Eyewitnesses describe similar patterns in the three arrests.
After detaining one woman, ICE agents reportedly tried to make her husband sign a paper authorizing their entrance and search of the premises. “Pero si ya están adentro” ["but you’re already inside"], he pointed out to them. The agents left, taking the unsigned papers and his wife.
After arresting her husband at their home, agents reportedly told the wife of the detained man she had three weeks to get out of Cheyenne. According to his lawyer, the wife has since moved to Texas.
In another instance, the agents did not allow a woman to shut the door in order to change. Reports indicate that the agents turned their backs while she dressed, and then arrested her.
The Sheriff’s Office denies the forceful conduct depicted in eyewitness accounts. The sheriff is quoted as saying “The ICE agents went out of their way to ensure that they developed a positive rapport with the children in each of the homes visited. Our deputies would not have engaged in any of the tactics mentioned.”
Searching for Accountability
The ICE action in Cheyenne has received a pass in area media. The official ICE statement about Erica Delgado says that agents “contacted” Delgado on January 24 as a part of “an ongoing investigation into counterfeit identity documents in the Cheyenne, Wyo., area.”
This explains hardly anything. In a highly conservative state where undocumented men and women make up an estimated 1.5% of the workforce, or less than 10,000 people, there have been few outlets that criticize, or even bring attention to ICE's pursuit of prosecution against the three non-violent, low-priority undocumented individuals—let alone examine Delgado’s death as a result of the agency's enforcement.
Most state and regional news media have reported only the details of the fire: that the door was bolted shut from the inside; that burn marks indicated that gasoline Delgado purchased at a local convenience store had been poured over the floor of the house; that Erica Delgado was found dead by the door, and her daughter in her room. With a notable exception in a Cheyenne columnist’s four-part series on the ICE operation, local and regional media have refused to cover the ICE angle.
Similar to the media’s lack of scrutiny of the case of Brisenia Flores—a nine-year-old girl killed in Arizona by the militaristic, anti-Hispanic-immigration group, the Minutemen—most major outlets have been quiet regarding Delgado and ICE.
In the aftermath of the crackdown, the local Latino community and its allies have rallied in solidarity with the families of those targeted or interred at the federal detention center in Scotts Bluff, Nebraska.
The Universalist Unitarian Church (UUC) of Cheyenne, headed by Reverend Dana Lightsey, has held a series of fora, including a “Know Your Rights” event that pulled in around 50 attendants, and an Immigration 101 forum for community members unfamiliar with the issue who want to educate themselves. The UUC has collected food and money donations for the families of those who lost their jobs as a consequence of the enforcement, or are detained in Scotts Bluff. They are working in conjunction with regional groups such as the American Friends Service Committee to strengthen the local response.

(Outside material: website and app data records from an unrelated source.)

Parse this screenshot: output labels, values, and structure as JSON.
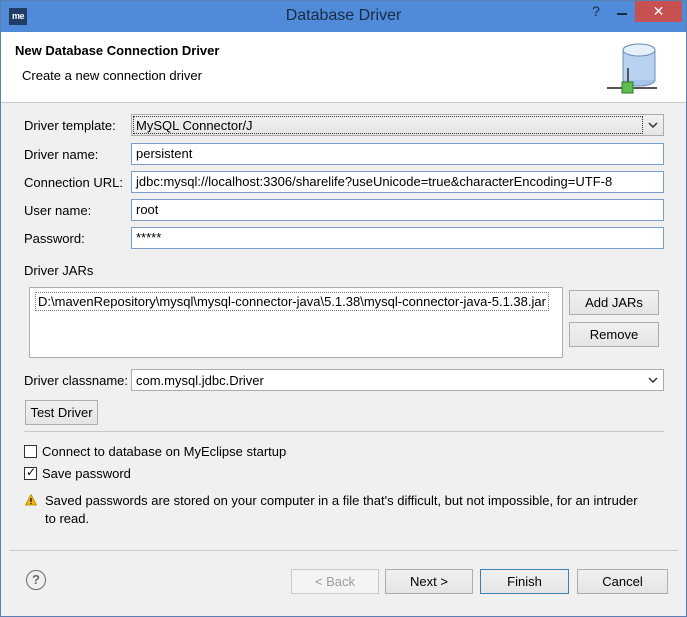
{
  "window": {
    "title": "Database Driver",
    "logo_text": "me",
    "help_glyph": "?",
    "minimize_glyph": "—",
    "close_glyph": "✕"
  },
  "banner": {
    "title": "New Database Connection Driver",
    "subtitle": "Create a new connection driver"
  },
  "form": {
    "driver_template_label": "Driver template:",
    "driver_template_value": "MySQL Connector/J",
    "driver_name_label": "Driver name:",
    "driver_name_value": "persistent",
    "connection_url_label": "Connection URL:",
    "connection_url_value": "jdbc:mysql://localhost:3306/sharelife?useUnicode=true&characterEncoding=UTF-8",
    "user_name_label": "User name:",
    "user_name_value": "root",
    "password_label": "Password:",
    "password_value": "*****"
  },
  "jars": {
    "section_label": "Driver JARs",
    "items": [
      "D:\\mavenRepository\\mysql\\mysql-connector-java\\5.1.38\\mysql-connector-java-5.1.38.jar"
    ],
    "add_label": "Add JARs",
    "remove_label": "Remove"
  },
  "classname": {
    "label": "Driver classname:",
    "value": "com.mysql.jdbc.Driver"
  },
  "test_driver_label": "Test Driver",
  "options": {
    "connect_on_startup_label": "Connect to database on MyEclipse startup",
    "connect_on_startup_checked": false,
    "save_password_label": "Save password",
    "save_password_checked": true
  },
  "warning": {
    "text": "Saved passwords are stored on your computer in a file that's difficult, but not impossible, for an intruder to read."
  },
  "footer": {
    "back_label": "< Back",
    "next_label": "Next >",
    "finish_label": "Finish",
    "cancel_label": "Cancel"
  },
  "colors": {
    "titlebar": "#4f8bd9",
    "close_button": "#c75050",
    "field_border": "#7a9ccb",
    "warning": "#f2b600"
  }
}
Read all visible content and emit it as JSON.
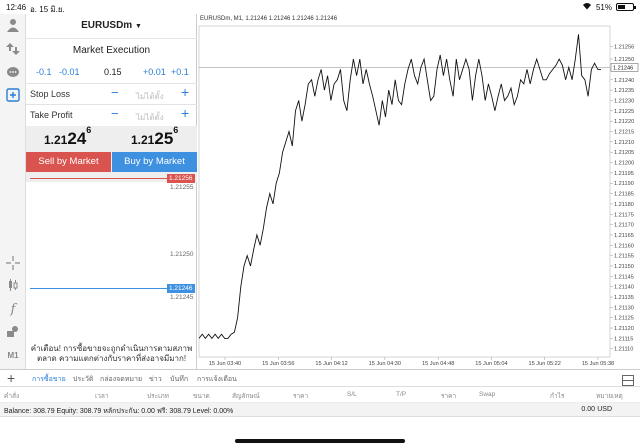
{
  "status_bar": {
    "time": "12:46",
    "date": "อ. 15 มิ.ย.",
    "battery": "51%",
    "battery_level": 0.51
  },
  "order_panel": {
    "symbol": "EURUSDm",
    "execution_title": "Market Execution",
    "volume_steps": [
      "-0.1",
      "-0.01",
      "0.15",
      "+0.01",
      "+0.1"
    ],
    "stop_loss": {
      "label": "Stop Loss",
      "placeholder": "ไม่ได้ตั้ง"
    },
    "take_profit": {
      "label": "Take Profit",
      "placeholder": "ไม่ได้ตั้ง"
    },
    "sell_price": {
      "prefix": "1.21",
      "big": "24",
      "sup": "6"
    },
    "buy_price": {
      "prefix": "1.21",
      "big": "25",
      "sup": "6"
    },
    "sell_button": "Sell by Market",
    "buy_button": "Buy by Market",
    "mini_chart": {
      "ask": "1.21256",
      "level_top": "1.21255",
      "level_mid": "1.21250",
      "bid": "1.21246",
      "level_bottom": "1.21245"
    },
    "warning": "คำเตือน! การซื้อขายจะถูกดำเนินการตามสภาพตลาด ความแตกต่างกับราคาที่ส่งอาจมีมาก!"
  },
  "chart_data": {
    "type": "line",
    "title": "EURUSDm, M1, 1.21246 1.21246 1.21246 1.21246",
    "current_price": "1.21246",
    "ylim": [
      1.21106,
      1.21266
    ],
    "y_ticks": [
      "1.21256",
      "1.21250",
      "1.21245",
      "1.21240",
      "1.21235",
      "1.21230",
      "1.21225",
      "1.21220",
      "1.21215",
      "1.21210",
      "1.21205",
      "1.21200",
      "1.21195",
      "1.21190",
      "1.21185",
      "1.21180",
      "1.21175",
      "1.21170",
      "1.21165",
      "1.21160",
      "1.21155",
      "1.21150",
      "1.21145",
      "1.21140",
      "1.21135",
      "1.21130",
      "1.21125",
      "1.21120",
      "1.21115",
      "1.21110"
    ],
    "x_ticks": [
      "15 Jun 03:40",
      "15 Jun 03:56",
      "15 Jun 04:12",
      "15 Jun 04:30",
      "15 Jun 04:48",
      "15 Jun 05:04",
      "15 Jun 05:22",
      "15 Jun 05:38"
    ],
    "values": [
      1.21115,
      1.21117,
      1.21115,
      1.21117,
      1.21115,
      1.21117,
      1.21115,
      1.21117,
      1.21115,
      1.21115,
      1.21117,
      1.21118,
      1.21125,
      1.2114,
      1.2115,
      1.21155,
      1.2115,
      1.21158,
      1.21165,
      1.2116,
      1.21168,
      1.21178,
      1.21185,
      1.2118,
      1.2119,
      1.21195,
      1.21205,
      1.2121,
      1.21215,
      1.21208,
      1.21225,
      1.2123,
      1.2122,
      1.21228,
      1.21238,
      1.2124,
      1.21232,
      1.2124,
      1.21245,
      1.21235,
      1.21242,
      1.2123,
      1.21238,
      1.2124,
      1.21245,
      1.2123,
      1.21225,
      1.2124,
      1.2125,
      1.21242,
      1.2125,
      1.21238,
      1.21245,
      1.21238,
      1.21232,
      1.21225,
      1.21218,
      1.2123,
      1.21222,
      1.21235,
      1.21228,
      1.2124,
      1.2123,
      1.21228,
      1.21238,
      1.21245,
      1.2125,
      1.21242,
      1.21238,
      1.21246,
      1.2125,
      1.2124,
      1.2123,
      1.21232,
      1.21245,
      1.21252,
      1.21242,
      1.2125,
      1.2124,
      1.21232,
      1.2125,
      1.2124,
      1.21245,
      1.2125,
      1.21245,
      1.2123,
      1.21242,
      1.2125,
      1.21242,
      1.2123,
      1.21238,
      1.21232,
      1.21225,
      1.21232,
      1.21238,
      1.2123,
      1.21232,
      1.21236,
      1.21228,
      1.21232,
      1.2124,
      1.21238,
      1.21245,
      1.21238,
      1.21245,
      1.2125,
      1.21245,
      1.2124,
      1.2124,
      1.21243,
      1.21245,
      1.21247,
      1.2125,
      1.21247,
      1.2124,
      1.21246,
      1.2124,
      1.2125,
      1.21262,
      1.21242,
      1.2124,
      1.21232,
      1.21245,
      1.21248,
      1.21245,
      1.21245
    ]
  },
  "tabs": [
    "การซื้อขาย",
    "ประวัติ",
    "กล่องจดหมาย",
    "ข่าว",
    "บันทึก",
    "การแจ้งเตือน"
  ],
  "columns": [
    "คำสั่ง",
    "เวลา",
    "ประเภท",
    "ขนาด",
    "สัญลักษณ์",
    "ราคา",
    "S/L",
    "T/P",
    "ราคา",
    "Swap",
    "กำไร",
    "หมายเหตุ"
  ],
  "balance": {
    "text": "Balance: 308.79  Equity: 308.79  หลักประกัน: 0.00  ฟรี: 308.79  Level: 0.00%",
    "total": "0.00",
    "currency": "USD"
  }
}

On March 3, community volunteers led by Carol Pascal organized a ride to the detention center for the children of the detained, the first time since January that the kids had seen their mothers. The mothers were allowed to talk with their children over a video screen at the federal detention center.
The emerging, volunteer-driven coalition of organized women and men who have responded to the ICE operation places a strong emphasis on getting the charges dismissed for the three who have been detained. They have encouraged the Cheyenne community to call the U.S. Attorney Christopher Crofts’s office to demand the charges against Irma A., Irma M., and Luis S. dropped, and the families reunited.
Meanwhile, Erica Delgado and Miriam Ortiz continue to be remembered.